Everyone’s telling writers to build their platforms. Reach out to your readers. Market yourself. The go to solution for most authors is Twitter. Yet if you’ve never used it, the whole experience can seem overwhelming. I started in earnest last April. Through hard work and plenty of tweeting, I went from 8 followers to 215 followers in just a month. It can be done without ruffling feathers or becoming a spammer.
This is the easiest part. Click over to twitter.com and sign up. Choose a username. Some folk will pick a fancy handle that they think is clever. I hew to something that sounds more like you as writer. With new Twitter, the concept I moot. Twitter displays your real name first and then your twitter username.
Your username will have the @ symbol in front of it. This is important as it’s the only way to directly contact other tweeps. Without a username, you’d be shouting everything out for all to hear.
Tweets and Hashtags
These are the life blood of the twitter universe. Tweeting is a simple 140 post about anything. As a writer, your tweets will most likely be how many words you’ve typed today.
A tweet will go out into the universe, but typically no one will see it. How can this be? Because you didn’t tell anyone you were writing it. Wait, you say, if the whole universe can see it, then how come I don’t get a response? Mostly because people can’t find your tweet. There are 300 million users. Who’s going to find you?
If you have a followers, then they can see your tweets on their stream. But as a newbie, you’re unlikely to have any followers. Therefore, you need hashtags. Hashtags use the # symbol to make a word searchable. For example, #write clues readers in that your tweet will be about writing.
Common hashtags for writers:
#IAHB (Indie Author Hand Book: Tips for independent authors)
More writer hashtags
You can combine multiple hashtags in one tweet. For example, say you’re writing and just passed the 10,000 word mark. Your tweet might read:
Just passed 10K on WIP. So excited. #amwriting #wordcount
Be sure to avoid putting a period on the end of the hashtag as this will change it.
Retweets and Abbreviations
One way to build readership and get more people to read your tweets is through retweeting. A retweet takes another person’s awesome tweet and sends it back out to the twitterverse. Basically, you’re saying that someone’s tweet was so awesome, everyone should read it.
The trouble is, you only ave 140 characters to tweet.
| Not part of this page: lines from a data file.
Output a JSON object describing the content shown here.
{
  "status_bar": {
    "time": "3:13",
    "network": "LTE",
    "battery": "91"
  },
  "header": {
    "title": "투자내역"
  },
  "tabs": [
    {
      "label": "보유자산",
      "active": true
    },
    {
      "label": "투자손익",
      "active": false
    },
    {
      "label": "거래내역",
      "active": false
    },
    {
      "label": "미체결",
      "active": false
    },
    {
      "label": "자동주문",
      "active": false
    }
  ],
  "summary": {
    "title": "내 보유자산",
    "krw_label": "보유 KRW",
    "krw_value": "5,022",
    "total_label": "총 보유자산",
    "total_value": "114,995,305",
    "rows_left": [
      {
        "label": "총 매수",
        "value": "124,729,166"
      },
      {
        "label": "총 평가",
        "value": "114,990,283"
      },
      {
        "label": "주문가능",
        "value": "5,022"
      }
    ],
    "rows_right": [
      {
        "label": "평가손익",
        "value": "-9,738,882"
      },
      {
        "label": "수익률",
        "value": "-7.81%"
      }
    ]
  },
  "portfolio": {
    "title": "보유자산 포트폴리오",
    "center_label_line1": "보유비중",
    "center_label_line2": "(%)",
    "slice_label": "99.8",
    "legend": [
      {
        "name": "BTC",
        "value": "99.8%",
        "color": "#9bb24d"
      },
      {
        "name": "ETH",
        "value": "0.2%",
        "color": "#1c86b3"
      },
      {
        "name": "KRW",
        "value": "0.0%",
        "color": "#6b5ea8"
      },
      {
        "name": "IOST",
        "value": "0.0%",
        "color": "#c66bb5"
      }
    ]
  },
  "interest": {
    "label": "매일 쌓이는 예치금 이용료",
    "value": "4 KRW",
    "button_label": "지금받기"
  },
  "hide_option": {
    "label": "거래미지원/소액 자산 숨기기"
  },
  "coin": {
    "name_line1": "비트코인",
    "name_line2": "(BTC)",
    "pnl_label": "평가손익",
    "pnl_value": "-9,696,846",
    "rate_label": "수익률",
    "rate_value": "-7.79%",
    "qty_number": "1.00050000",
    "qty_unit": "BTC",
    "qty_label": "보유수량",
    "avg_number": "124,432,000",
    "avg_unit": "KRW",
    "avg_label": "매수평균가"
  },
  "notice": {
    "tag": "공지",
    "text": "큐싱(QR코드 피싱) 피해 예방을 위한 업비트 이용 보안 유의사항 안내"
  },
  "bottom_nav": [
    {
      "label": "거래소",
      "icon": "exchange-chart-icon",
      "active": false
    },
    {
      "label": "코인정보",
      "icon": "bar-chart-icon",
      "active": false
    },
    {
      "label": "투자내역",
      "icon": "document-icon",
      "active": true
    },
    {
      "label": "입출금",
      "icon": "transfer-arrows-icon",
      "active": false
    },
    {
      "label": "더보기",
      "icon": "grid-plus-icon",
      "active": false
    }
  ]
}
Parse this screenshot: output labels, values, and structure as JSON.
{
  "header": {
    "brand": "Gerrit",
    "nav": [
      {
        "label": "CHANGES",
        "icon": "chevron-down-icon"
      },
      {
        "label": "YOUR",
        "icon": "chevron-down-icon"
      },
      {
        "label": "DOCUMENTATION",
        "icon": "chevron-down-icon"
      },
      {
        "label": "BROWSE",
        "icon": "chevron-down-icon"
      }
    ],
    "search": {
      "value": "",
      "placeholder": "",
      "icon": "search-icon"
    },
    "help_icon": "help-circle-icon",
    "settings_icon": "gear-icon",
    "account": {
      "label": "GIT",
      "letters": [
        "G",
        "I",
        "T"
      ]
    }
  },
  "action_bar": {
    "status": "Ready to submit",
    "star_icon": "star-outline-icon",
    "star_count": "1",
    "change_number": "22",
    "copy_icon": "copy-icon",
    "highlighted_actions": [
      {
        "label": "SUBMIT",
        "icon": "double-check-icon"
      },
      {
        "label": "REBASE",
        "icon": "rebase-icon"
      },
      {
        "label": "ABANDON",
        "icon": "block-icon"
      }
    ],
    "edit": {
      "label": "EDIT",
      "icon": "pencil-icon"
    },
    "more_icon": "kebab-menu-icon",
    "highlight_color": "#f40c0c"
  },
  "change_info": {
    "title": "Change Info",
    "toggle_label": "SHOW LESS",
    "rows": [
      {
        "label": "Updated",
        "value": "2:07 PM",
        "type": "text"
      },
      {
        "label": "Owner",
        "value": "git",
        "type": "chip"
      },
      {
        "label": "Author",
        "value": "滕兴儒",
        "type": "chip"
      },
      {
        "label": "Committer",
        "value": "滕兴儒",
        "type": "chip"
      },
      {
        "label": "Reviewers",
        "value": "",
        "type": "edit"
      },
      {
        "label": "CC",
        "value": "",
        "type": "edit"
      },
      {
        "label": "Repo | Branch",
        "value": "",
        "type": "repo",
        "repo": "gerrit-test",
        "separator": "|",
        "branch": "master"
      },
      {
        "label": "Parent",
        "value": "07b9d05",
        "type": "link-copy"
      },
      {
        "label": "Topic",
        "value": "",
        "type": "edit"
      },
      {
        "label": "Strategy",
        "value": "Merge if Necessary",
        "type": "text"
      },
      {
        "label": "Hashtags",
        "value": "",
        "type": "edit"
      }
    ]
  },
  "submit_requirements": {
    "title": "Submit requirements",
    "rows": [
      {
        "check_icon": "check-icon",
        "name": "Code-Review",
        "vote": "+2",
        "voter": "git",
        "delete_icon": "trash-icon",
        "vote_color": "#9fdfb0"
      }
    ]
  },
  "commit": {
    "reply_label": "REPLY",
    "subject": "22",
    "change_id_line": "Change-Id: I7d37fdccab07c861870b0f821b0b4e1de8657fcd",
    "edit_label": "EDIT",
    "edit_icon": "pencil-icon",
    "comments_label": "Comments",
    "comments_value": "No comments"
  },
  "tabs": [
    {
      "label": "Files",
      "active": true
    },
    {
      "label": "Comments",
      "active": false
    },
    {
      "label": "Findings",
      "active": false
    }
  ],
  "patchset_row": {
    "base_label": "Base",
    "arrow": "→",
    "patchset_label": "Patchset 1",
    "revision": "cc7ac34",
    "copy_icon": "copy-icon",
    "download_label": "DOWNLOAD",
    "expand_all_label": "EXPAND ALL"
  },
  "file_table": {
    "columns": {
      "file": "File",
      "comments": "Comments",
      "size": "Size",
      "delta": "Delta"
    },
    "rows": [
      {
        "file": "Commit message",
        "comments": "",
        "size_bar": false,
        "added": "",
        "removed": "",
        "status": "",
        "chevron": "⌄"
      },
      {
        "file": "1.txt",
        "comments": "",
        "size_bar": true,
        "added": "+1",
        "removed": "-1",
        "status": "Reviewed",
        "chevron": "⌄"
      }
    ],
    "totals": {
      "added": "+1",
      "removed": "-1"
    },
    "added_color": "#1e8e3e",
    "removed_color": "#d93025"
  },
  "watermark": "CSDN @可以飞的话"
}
If people want to retweet you, they may not be able to. If you use ALL of your 140 characters in your tweet, there’s no room for a retweet. A retweet adds RT @username to your original tweet. For example:
Just attended writing conference in San Diego. Speed dated with agents. I met with four agents, 10 minutes at a time. They asked for my MS.
A retweet would look like this:
RT @username Just attended writing conference in San Diego. Speed dated with agents. I met with four agents, 10 minutes at a time. They asked for my MS.
Now it’s 152 characters, and that’s too many.
Ideally, you should make your tweets about 120 or 125 characters. This allows for multiple retweets.
You can also save space using abbreviations:
WIP (work in progress)
POV (point of view)
YA (young adult)
MG (middle grade)
DM (direct message)
TY (thank you)
SO (shout out)
Mentions and Direct Mentions
Mentions are your way to have a semi-private conversation. Mentions are also a way to build followers and readership. When you mention someone, you send a message just to that person. However, people who follow both people will be able see this message and possibly jump in. For example:
@username What did you think of Apple’s new release?
If you move the @username anywhere by at the start, then everyone can see this tweet. That way, you could respond to a person, but make your response public. I reserve this for responses that are witty or interesting.
Apple’s crushing Amazon with it’s new publishing program. @username
If you want to send someone a message that’s completely private, you use a direct message or DM. Only the recipient can read this and respond.
On the next post, we’ll go over how to be polite and tweet effectively. If you’re rude, you’ll lose followers or possibly be banned from Twitter.